sa’ hLa mitSa, Dr. Susan Pavel first learned Coast Salish Weaving the summer of 1996. Each summer she would produce one ceremonial blanket and then gift it to various elders of the tribe. By the fourth year she was selling the weavings. By the seventh year she was invited to teach weaving classes and has taught over 2,500 students.
She has participated in several solo and group museum exhibits. With public and private collectors across the nation she continues to weave. 2016 marked 20 Years of Coast Salish Wool Weaving for her and more importantly – SQ3Tsya’yay –Weaver’s Spirit Power.
Kelly Sullivan (Port Gamble S’Klallam), is an apprentice Coast Salish Weaver to Dr. Pavel. In 2016 Sullivan learned to weave and began participating with Dr. Pavel in all aspects of weaving; from learning about gathering raw materials, spinning and dying the wool using local plants, then to produce woven pieces of all types with the various techniques. Together, they have helped bring a strong resurgence of Coast Salish wool weaving to the Port Gamble S’Klallam Community where many weavers and teachers are beginning to emerge.
Dr. Pavel and Sullivan were 2020 recepients of Centrum’s Northwest Heritage Residencies, a series of public-facing residencies made possible through a National Endowment for the Arts “Our Town” grant.
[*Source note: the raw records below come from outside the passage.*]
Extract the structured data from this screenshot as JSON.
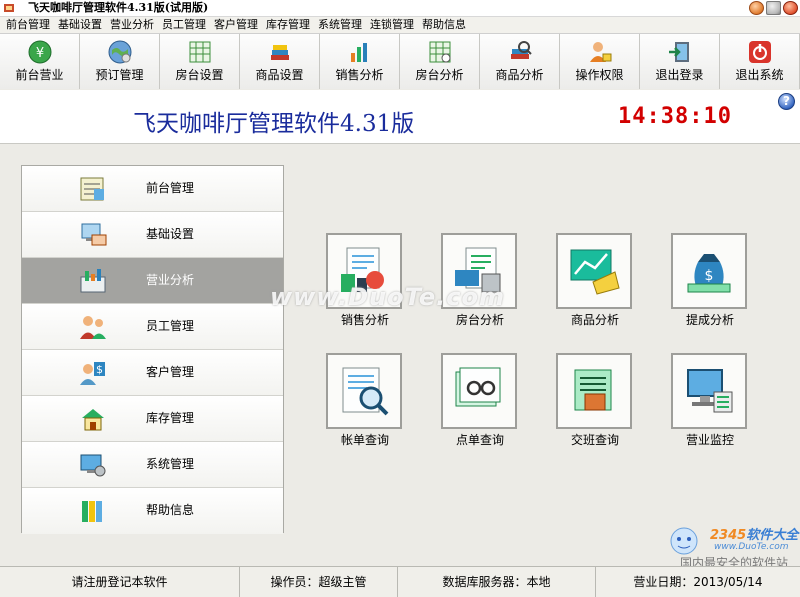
{
  "window": {
    "title": "飞天咖啡厅管理软件4.31版(试用版)"
  },
  "menubar": [
    "前台管理",
    "基础设置",
    "营业分析",
    "员工管理",
    "客户管理",
    "库存管理",
    "系统管理",
    "连锁管理",
    "帮助信息"
  ],
  "toolbar": [
    {
      "label": "前台营业",
      "icon": "front-desk-icon"
    },
    {
      "label": "预订管理",
      "icon": "booking-globe-icon"
    },
    {
      "label": "房台设置",
      "icon": "table-grid-icon"
    },
    {
      "label": "商品设置",
      "icon": "product-books-icon"
    },
    {
      "label": "销售分析",
      "icon": "sales-chart-icon"
    },
    {
      "label": "房台分析",
      "icon": "table-analysis-icon"
    },
    {
      "label": "商品分析",
      "icon": "product-analysis-icon"
    },
    {
      "label": "操作权限",
      "icon": "user-lock-icon"
    },
    {
      "label": "退出登录",
      "icon": "logout-door-icon"
    },
    {
      "label": "退出系统",
      "icon": "power-exit-icon"
    }
  ],
  "header": {
    "title": "飞天咖啡厅管理软件4.31版",
    "clock": "14:38:10"
  },
  "nav": {
    "active_index": 2,
    "items": [
      {
        "label": "前台管理",
        "icon": "front-manage-icon"
      },
      {
        "label": "基础设置",
        "icon": "basic-settings-icon"
      },
      {
        "label": "营业分析",
        "icon": "business-analysis-icon"
      },
      {
        "label": "员工管理",
        "icon": "staff-icon"
      },
      {
        "label": "客户管理",
        "icon": "customer-icon"
      },
      {
        "label": "库存管理",
        "icon": "inventory-icon"
      },
      {
        "label": "系统管理",
        "icon": "system-icon"
      },
      {
        "label": "帮助信息",
        "icon": "help-books-icon"
      }
    ]
  },
  "functions": [
    {
      "label": "销售分析",
      "icon": "sales-report-icon"
    },
    {
      "label": "房台分析",
      "icon": "table-report-icon"
    },
    {
      "label": "商品分析",
      "icon": "product-report-icon"
    },
    {
      "label": "提成分析",
      "icon": "commission-money-icon"
    },
    {
      "label": "帐单查询",
      "icon": "bill-search-icon"
    },
    {
      "label": "点单查询",
      "icon": "order-search-icon"
    },
    {
      "label": "交班查询",
      "icon": "shift-search-icon"
    },
    {
      "label": "营业监控",
      "icon": "business-monitor-icon"
    }
  ],
  "watermark": "www.DuoTe.com",
  "corner_watermark": {
    "brand_text": "2345",
    "brand_suffix": "软件大全",
    "url": "www.DuoTe.com",
    "caption": "国内最安全的软件站"
  },
  "statusbar": {
    "register": "请注册登记本软件",
    "operator": "操作员：超级主管",
    "db_server": "数据库服务器：本地",
    "business_date": "营业日期：2013/05/14"
  },
  "colors": {
    "title_blue": "#1a2c9c",
    "clock_red": "#d20000",
    "active_nav": "#a3a3a0"
  }
}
These programs were presented by Centrum in partnership with Fort Worden Public Development Authority (PDA) to support the exploration of place through arts and culture.